Stored dataset items
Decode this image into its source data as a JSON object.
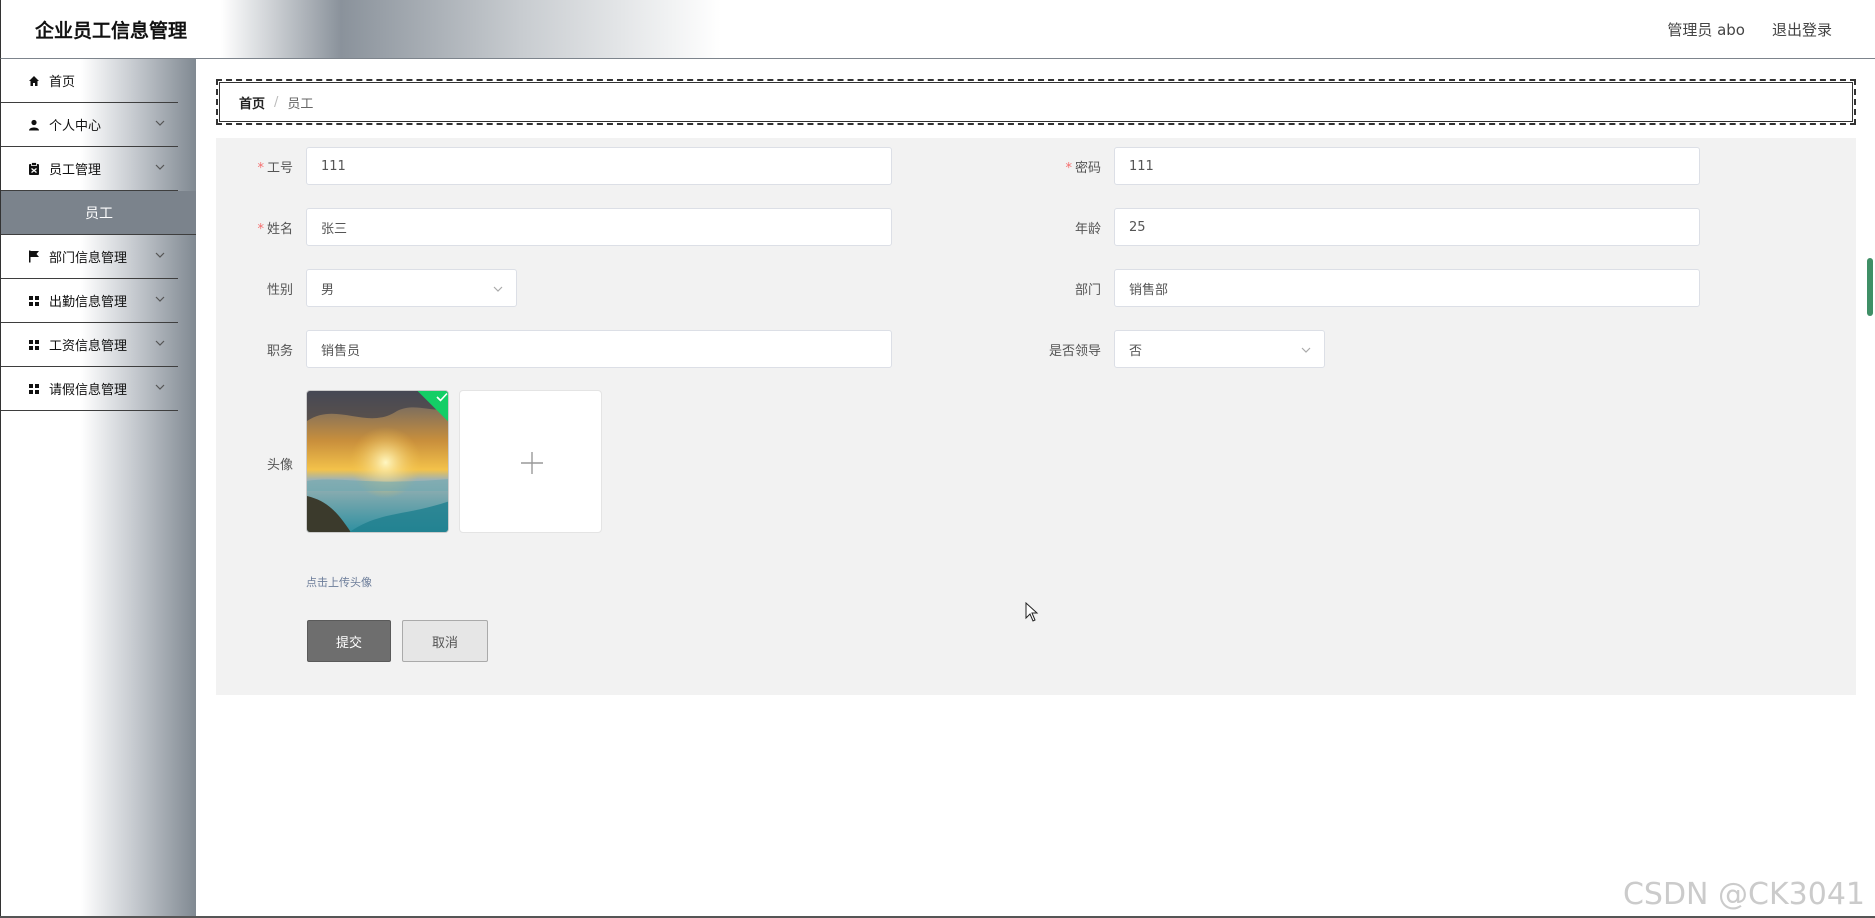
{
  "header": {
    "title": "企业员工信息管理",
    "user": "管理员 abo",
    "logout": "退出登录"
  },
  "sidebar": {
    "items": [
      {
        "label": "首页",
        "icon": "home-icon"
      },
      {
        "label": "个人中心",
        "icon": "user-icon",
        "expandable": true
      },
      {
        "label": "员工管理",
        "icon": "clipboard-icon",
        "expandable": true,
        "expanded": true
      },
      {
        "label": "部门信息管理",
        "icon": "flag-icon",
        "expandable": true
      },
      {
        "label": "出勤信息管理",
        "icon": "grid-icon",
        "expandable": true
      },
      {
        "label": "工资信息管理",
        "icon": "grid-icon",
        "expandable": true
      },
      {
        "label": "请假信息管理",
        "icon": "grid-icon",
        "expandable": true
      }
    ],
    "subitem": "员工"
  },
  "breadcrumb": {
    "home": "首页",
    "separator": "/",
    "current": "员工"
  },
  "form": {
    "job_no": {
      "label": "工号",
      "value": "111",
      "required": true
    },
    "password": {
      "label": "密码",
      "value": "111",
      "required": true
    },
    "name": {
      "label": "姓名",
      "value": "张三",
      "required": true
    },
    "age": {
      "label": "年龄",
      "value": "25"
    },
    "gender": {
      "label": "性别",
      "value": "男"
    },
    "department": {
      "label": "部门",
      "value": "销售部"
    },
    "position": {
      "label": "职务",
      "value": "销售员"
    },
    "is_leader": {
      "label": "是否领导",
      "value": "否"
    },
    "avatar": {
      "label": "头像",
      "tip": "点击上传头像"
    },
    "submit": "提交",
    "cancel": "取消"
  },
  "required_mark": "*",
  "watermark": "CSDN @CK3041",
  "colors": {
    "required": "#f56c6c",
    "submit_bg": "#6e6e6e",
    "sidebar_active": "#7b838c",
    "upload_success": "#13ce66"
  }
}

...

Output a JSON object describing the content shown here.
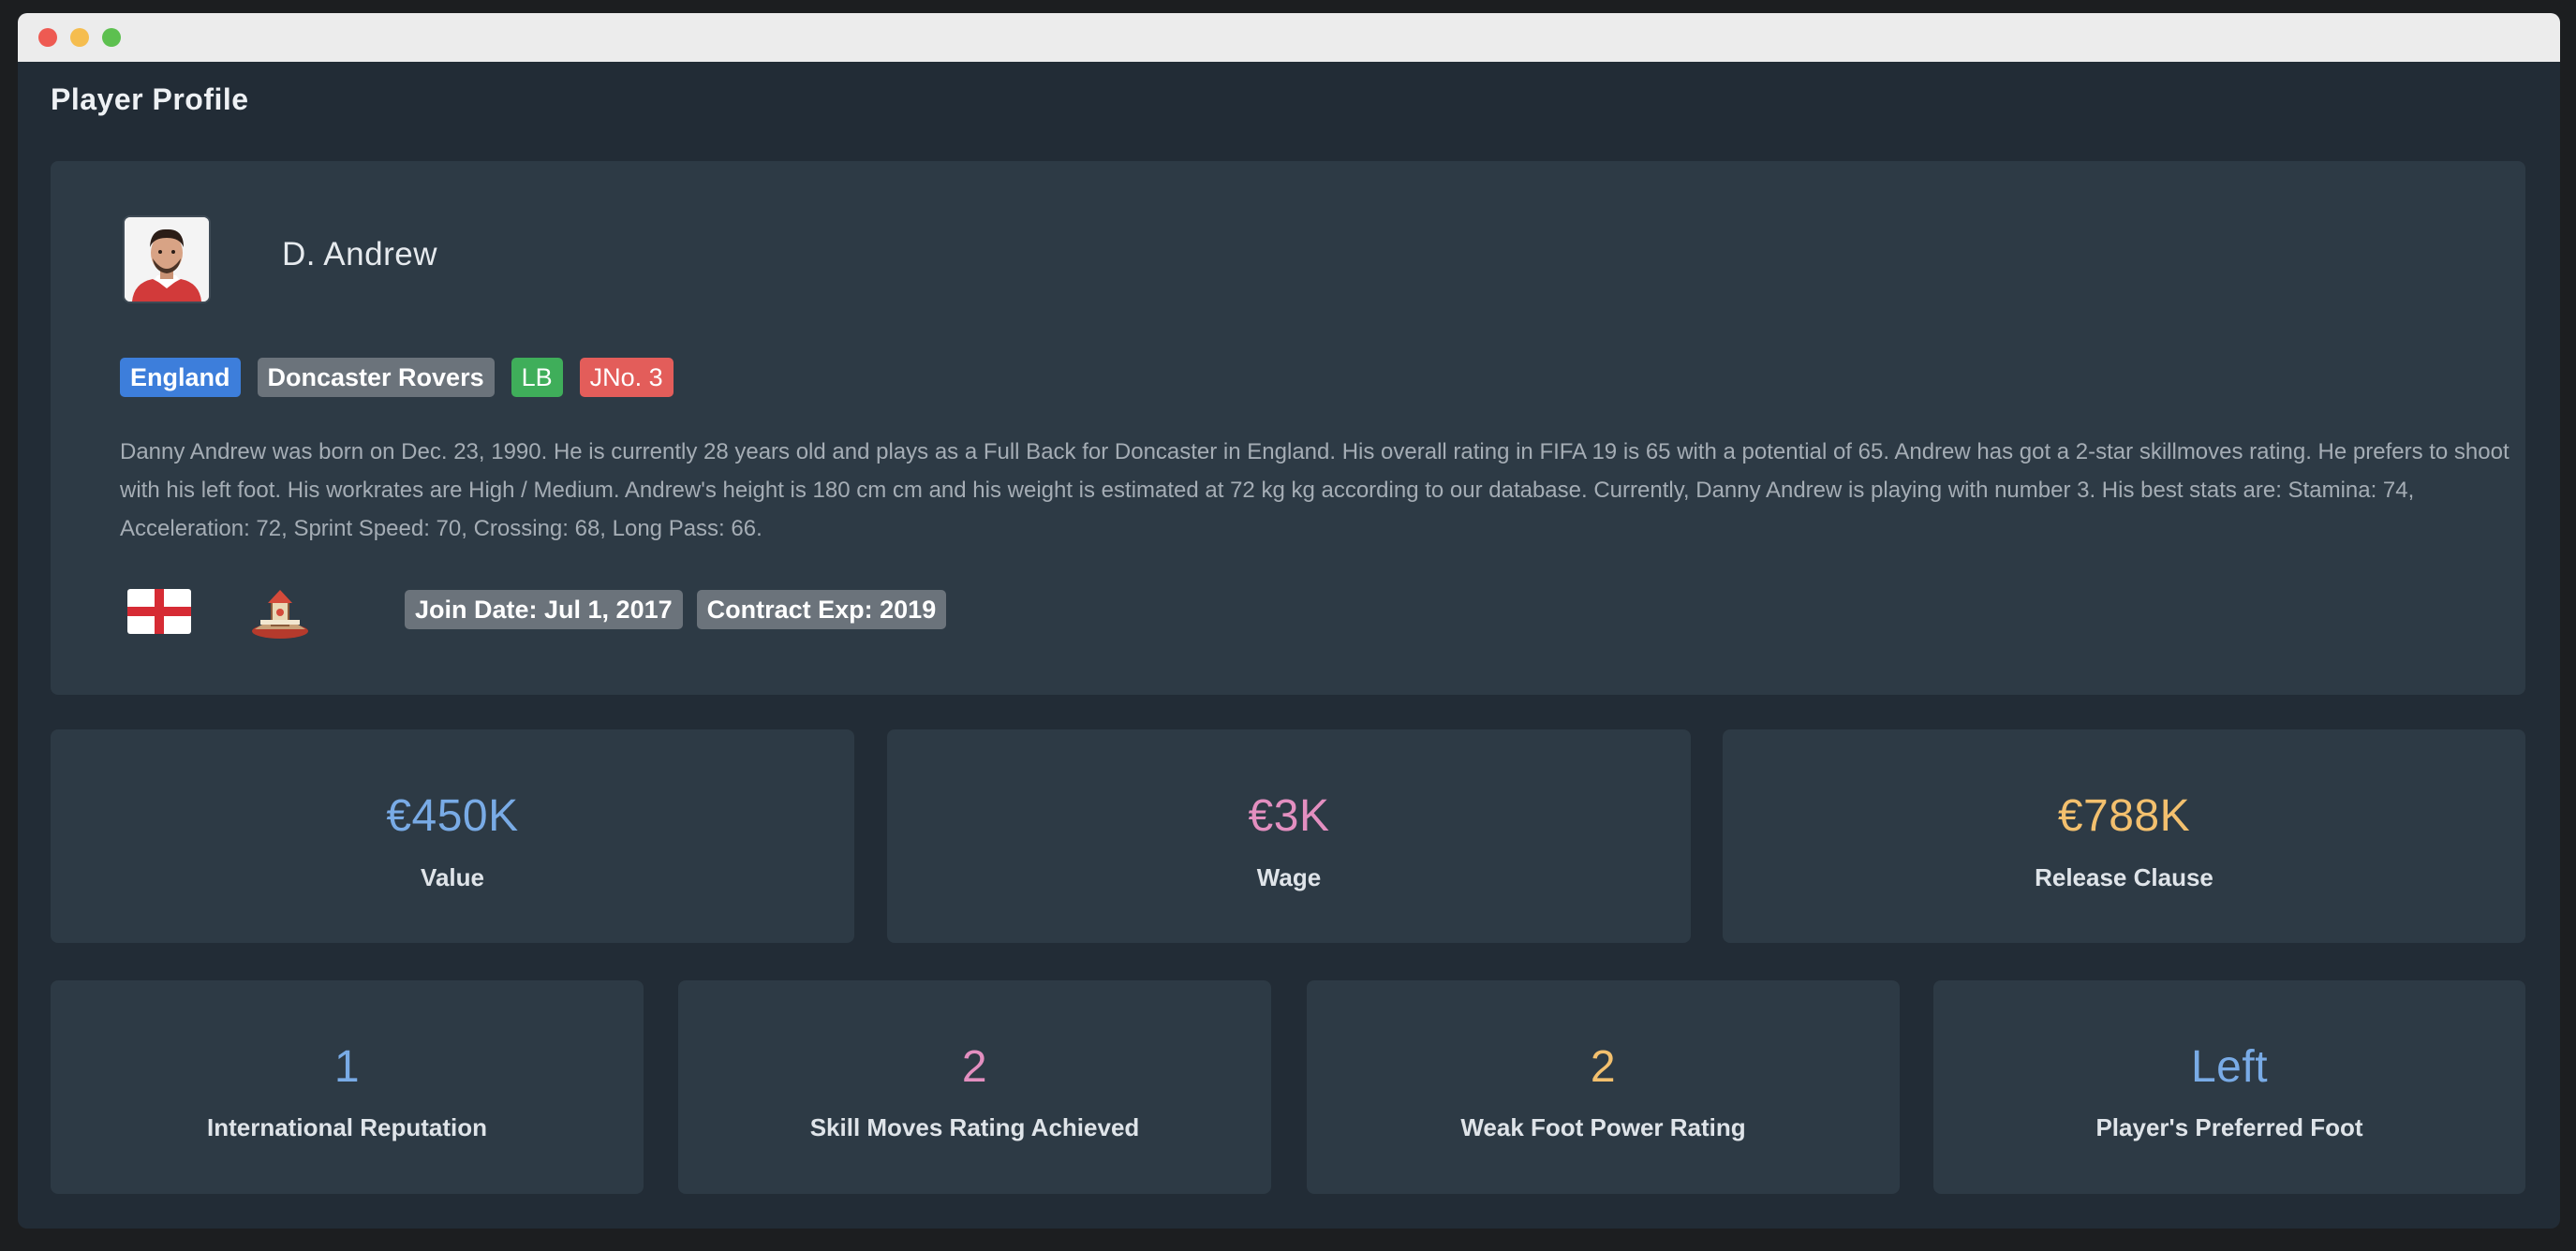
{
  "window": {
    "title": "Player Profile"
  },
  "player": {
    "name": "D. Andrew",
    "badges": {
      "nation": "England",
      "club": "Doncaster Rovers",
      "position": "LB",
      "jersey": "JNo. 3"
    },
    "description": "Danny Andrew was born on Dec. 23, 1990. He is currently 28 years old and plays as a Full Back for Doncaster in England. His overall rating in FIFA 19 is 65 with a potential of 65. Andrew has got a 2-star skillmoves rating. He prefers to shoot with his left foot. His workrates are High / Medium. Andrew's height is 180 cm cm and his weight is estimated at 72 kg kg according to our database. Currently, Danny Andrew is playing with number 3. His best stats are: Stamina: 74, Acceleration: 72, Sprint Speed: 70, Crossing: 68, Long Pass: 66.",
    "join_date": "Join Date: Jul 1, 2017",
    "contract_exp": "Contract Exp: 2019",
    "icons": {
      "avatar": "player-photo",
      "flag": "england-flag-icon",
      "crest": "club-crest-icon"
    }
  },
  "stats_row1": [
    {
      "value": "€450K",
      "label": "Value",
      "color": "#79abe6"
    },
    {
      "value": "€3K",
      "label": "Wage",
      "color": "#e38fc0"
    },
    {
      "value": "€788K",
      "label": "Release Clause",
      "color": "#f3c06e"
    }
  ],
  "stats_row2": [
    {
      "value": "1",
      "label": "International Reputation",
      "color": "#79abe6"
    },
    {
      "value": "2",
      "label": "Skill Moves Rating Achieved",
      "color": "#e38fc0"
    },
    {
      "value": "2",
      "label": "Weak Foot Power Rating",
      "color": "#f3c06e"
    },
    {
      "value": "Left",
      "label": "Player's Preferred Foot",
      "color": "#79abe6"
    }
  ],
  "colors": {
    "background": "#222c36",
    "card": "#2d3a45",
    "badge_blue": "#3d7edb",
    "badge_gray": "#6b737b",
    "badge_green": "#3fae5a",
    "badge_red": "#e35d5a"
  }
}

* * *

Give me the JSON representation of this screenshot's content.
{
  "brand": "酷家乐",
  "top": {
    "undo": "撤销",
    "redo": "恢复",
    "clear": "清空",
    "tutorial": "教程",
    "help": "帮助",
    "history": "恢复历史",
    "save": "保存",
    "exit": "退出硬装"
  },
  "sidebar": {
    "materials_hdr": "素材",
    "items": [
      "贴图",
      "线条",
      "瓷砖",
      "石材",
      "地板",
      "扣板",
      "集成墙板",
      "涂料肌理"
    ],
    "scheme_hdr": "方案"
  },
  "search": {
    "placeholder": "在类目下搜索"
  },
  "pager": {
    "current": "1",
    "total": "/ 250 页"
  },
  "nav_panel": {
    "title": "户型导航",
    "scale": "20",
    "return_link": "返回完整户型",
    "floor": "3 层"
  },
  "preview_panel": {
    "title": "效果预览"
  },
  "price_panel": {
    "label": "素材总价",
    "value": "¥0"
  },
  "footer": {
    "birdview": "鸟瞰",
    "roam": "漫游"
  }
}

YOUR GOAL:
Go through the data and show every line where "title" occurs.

EXERCISE RESPONSE:
    "title": "企业员工信息管理",
    "title": "Player Profile"
    "title": "户型导航",
    "title": "效果预览"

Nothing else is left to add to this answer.